There were, alas, none of the canals seen by astronomers in the late 19th and early 20th centuries, nor evidence of senders of messages heard by Nikola Tesla or Gugliemo Marconi. Indeed, the hazy images of a barren, crater-strewn landscape ended speculation that Mars might plausibly be inhabited by higher life forms. But those low-resolution — 0.04 megapixel — images stirred the soul in different ways, and they paved the way for future photo shoots that would reveal a planet every bit as fantastic as imagined.
After leaving Mars, Mariner 4 journeyed to the far side of the sun, and finally returned to Earth’s vicinity in 1967. Long after it was expected to break down, the satellite continued to send information about cosmic dust, celestial dynamics and solar plasma.

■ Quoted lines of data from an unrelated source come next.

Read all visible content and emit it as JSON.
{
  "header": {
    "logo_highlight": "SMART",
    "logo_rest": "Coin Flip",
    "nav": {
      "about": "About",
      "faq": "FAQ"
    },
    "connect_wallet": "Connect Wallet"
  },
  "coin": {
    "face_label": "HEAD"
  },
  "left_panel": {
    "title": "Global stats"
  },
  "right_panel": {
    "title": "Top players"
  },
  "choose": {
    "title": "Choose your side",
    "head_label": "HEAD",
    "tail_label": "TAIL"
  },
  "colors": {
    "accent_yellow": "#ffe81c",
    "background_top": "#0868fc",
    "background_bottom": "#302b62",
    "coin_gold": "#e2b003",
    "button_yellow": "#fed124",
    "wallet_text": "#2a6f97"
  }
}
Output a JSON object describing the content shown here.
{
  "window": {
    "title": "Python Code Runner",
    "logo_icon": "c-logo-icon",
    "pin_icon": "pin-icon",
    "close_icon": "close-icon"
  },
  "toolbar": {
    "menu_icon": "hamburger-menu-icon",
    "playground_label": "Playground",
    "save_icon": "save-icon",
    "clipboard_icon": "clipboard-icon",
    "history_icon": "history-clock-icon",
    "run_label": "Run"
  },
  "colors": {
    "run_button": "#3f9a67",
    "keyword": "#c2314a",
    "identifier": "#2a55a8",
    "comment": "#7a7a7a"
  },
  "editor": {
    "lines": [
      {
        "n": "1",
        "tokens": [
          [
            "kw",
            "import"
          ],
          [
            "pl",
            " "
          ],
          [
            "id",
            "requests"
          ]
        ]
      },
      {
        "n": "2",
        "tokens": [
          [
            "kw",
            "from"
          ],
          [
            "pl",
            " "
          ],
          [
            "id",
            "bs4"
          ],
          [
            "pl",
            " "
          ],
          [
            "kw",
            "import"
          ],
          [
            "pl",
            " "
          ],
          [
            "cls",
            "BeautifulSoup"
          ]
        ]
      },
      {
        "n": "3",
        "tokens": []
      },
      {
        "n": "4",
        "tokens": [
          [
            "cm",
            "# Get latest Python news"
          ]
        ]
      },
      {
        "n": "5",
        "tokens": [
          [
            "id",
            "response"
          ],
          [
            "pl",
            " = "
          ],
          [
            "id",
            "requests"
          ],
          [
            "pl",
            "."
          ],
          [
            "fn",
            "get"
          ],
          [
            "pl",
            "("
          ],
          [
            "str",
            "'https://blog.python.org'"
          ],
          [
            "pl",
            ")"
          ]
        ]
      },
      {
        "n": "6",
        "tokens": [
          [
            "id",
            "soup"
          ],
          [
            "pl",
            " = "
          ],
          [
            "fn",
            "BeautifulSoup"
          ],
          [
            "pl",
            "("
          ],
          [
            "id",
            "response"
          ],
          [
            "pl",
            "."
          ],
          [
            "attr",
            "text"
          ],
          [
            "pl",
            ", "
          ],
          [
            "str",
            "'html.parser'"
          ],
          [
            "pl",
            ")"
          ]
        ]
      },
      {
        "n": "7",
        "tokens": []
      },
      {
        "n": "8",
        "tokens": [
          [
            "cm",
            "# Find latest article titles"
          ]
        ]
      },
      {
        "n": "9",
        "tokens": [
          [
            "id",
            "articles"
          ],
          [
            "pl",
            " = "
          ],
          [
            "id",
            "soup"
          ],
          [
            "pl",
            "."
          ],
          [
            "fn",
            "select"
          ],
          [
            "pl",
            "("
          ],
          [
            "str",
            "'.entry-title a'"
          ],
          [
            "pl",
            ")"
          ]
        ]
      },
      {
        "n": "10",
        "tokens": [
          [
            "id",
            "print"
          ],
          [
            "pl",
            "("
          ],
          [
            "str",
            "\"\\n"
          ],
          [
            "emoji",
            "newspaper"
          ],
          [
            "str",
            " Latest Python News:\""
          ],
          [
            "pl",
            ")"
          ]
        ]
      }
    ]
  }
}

After being put through a series of operations tests, Mariner 4 was shut down Dec. 20, 1967.
Originally posted by icepack
i wonder what quality the pictures were, if you tuned hubble in on mars.
what resolutions you get from this kind of distance.